This circuit has shown considerable flexibility when evaluating the cause of a deprivation of constitutional rights. For example, in Johnson v. Duffy, 588 F.2d 740, 743-44 (9th Cir.1978), we explained:
Anyone who “causes” any citizen to be subjected to a constitutional deprivation is also liable. The requisite causal connection can be established not only by some kind of direct personal participation in the deprivation, but also by setting in motion a series of acts by others which the actor knows or reasonably should know would cause others to inflict the constitutional injury.
This statement has been adopted in the context of the Fourteenth Amendment right to a name-clearing hearing. See Gini, 40 F.3d at 1044. Here, however, although perhaps Governor Kulongoski “reasonably should [have] know [n]” that his actions set in motion a series of acts that would cause Plaintiffs' terminations, there is no evidence in the record that shows that the Governor was aware----or should have been aware----that, were the Plaintiffs to be terminated, that they would not receive name-clearing hearings. Johnson, 588 F.2d at 740. Thus, although this circuit has shown flexibility in evaluating causation in this context, there is no case law that clearly establishes the Governor should have been aware that his actions would deprive Plaintiffs of their rights.
Because we are addressing the “clearly established rights” prong of Saucier, as permitted by Pearson, we hold that the Governor's ability to “cause” Plaintiffs' terminations in a Fourteenth Amendment liberty interest context was not clearly established in this circuit at the time of the Releases. Accordingly, for this additional reason, we hold that the parameters of Plaintiffs' rights as alleged were not clearly established at the time of the alleged violation and that Governor Kulongoski should be granted qualified immunity.
Although cases need not be “fundamentally similar” in order to put an official on notice that his conduct violates established law, Hope v. Pelzer, 536 U.S. 730, 741, 122 S.Ct. 2508, 153 L.Ed.2d 666 (2002), if the parameters of the right are not clearly established by case law, the official is entitled to qualified immunity. See Hunter, 502 U.S. at 229, 112 S.Ct. 534 (qualified immunity affords government officials the benefit of the doubt in close calls, since “officials should not err always on the side of caution” because they fear being sued); see also Hill v. Borough of Kutztown, 455 F.3d 225, 244 (3d Cir.2006) (holding that government officials should have been granted qualified immunity even when the court determined that they had violated the plaintiff's constitutional right to a name-clearing hearing, as the law was not sufficiently clear on the parameters of the right at the time).

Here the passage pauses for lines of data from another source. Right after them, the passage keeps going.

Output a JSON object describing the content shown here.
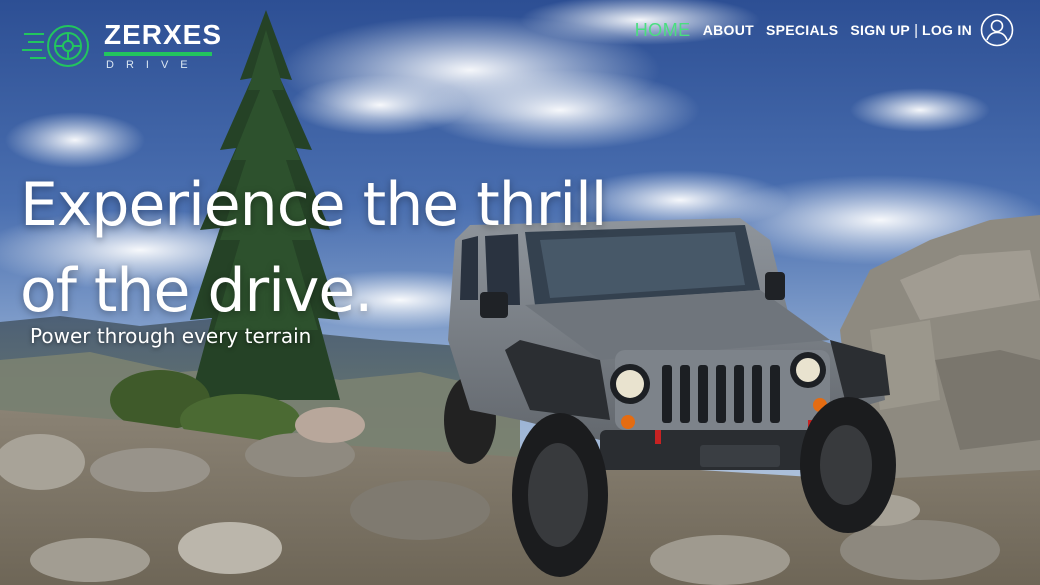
{
  "brand": {
    "name": "ZERXES",
    "sub": "DRIVE",
    "accent": "#22c55e",
    "icon": "wheel-icon"
  },
  "nav": {
    "items": [
      {
        "label": "HOME",
        "active": true
      },
      {
        "label": "ABOUT",
        "active": false
      },
      {
        "label": "SPECIALS",
        "active": false
      }
    ],
    "signup": "SIGN UP",
    "separator": "|",
    "login": "LOG IN",
    "user_icon": "user-circle-icon",
    "active_color": "#4ade80"
  },
  "hero": {
    "headline_line1": "Experience the thrill",
    "headline_line2": "of the drive.",
    "tagline": "Power through every  terrain"
  }
}
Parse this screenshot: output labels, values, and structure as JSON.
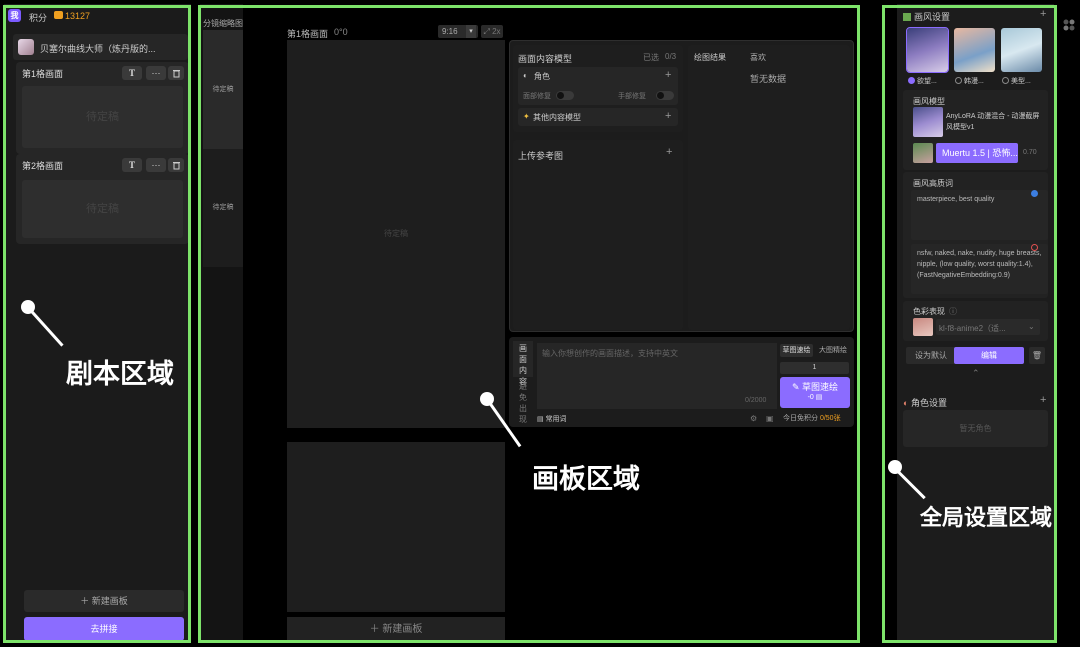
{
  "left_panel": {
    "logo_text": "我",
    "points_label": "积分",
    "points_value": "13127",
    "script_title": "贝塞尔曲线大师（炼丹版的...",
    "panels": [
      {
        "title": "第1格画面",
        "pending": "待定稿"
      },
      {
        "title": "第2格画面",
        "pending": "待定稿"
      }
    ],
    "text_btn": "T",
    "more_btn": "···",
    "new_panel": "＋  新建画板",
    "go_btn": "去拼接"
  },
  "thumbs": {
    "title": "分镜缩略图",
    "items": [
      "待定稿",
      "待定稿"
    ]
  },
  "canvas": {
    "title": "第1格画面",
    "coord": "0°0",
    "ratio": "9:16",
    "zoom": "2x",
    "pending": "待定稿",
    "new_canvas": "＋  新建画板"
  },
  "content_model": {
    "title": "画面内容模型",
    "selected": "已选",
    "count": "0/3",
    "role": "角色",
    "face_fix": "面部修复",
    "hand_fix": "手部修复",
    "other_models": "其他内容模型"
  },
  "results": {
    "title": "绘图结果",
    "fav": "喜欢",
    "empty": "暂无数据"
  },
  "upload": {
    "title": "上传参考图"
  },
  "prompt": {
    "tab1": "画面内容",
    "tab2": "避免出现",
    "placeholder": "输入你想创作的画面描述，支持中英文",
    "counter": "0/2000",
    "common_words": "常用词",
    "sketch_mode": "草图速绘",
    "hd_mode": "大图精绘",
    "qty": "1",
    "draw_btn": "草图速绘",
    "draw_cost": "-0",
    "quota_label": "今日免积分",
    "quota_value": "0/50张"
  },
  "global": {
    "style_title": "画风设置",
    "styles": [
      "欲望...",
      "韩漫...",
      "美型..."
    ],
    "model_title": "画风模型",
    "model_name": "AnyLoRA 动漫混合 - 动漫截屏风模型v1",
    "lora_name": "Muertu 1.5 | 恐怖...",
    "lora_weight": "0.70",
    "prompt_title": "画风高质词",
    "positive": "masterpiece, best quality",
    "negative": "nsfw, naked, nake, nudity, huge breasts, nipple, (low quality, worst quality:1.4), (FastNegativeEmbedding:0.9)",
    "color_title": "色彩表现",
    "color_value": "kl-f8-anime2（适...",
    "set_default": "设为默认",
    "edit": "编辑",
    "role_title": "角色设置",
    "role_empty": "暂无角色"
  },
  "annotations": {
    "script_area": "剧本区域",
    "canvas_area": "画板区域",
    "global_area": "全局设置区域"
  }
}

Here, it cannot be said that a reasonable person in Governor Kulongoski's position would have known that he was violating Plaintiffs' Fourteenth Amendment due process rights under the circumstances of this case. Even if we assume, arguendo that the statements in the Releases were stigmatizing to Plaintiffs, it was not then established whether the stigmatizing statements satisfied the “temporal nexus” requirement of Campanelli, nor that the Governor could be found to have “caused” Plaintiffs' terminations. Accordingly, we reverse the district court's denial of summary judgment to Governor Kulongoski.
REVERSED and REMANDED with instructions to enter judgment in favor of Governor Kulongoski.
1. Under SAIF's severance policy, SAIF can deny severance pay to an employee “terminated for misconduct.”
2. Rocklin and SAIF are not parties to this appeal.
MILAN D. SMITH, JR., Circuit Judge: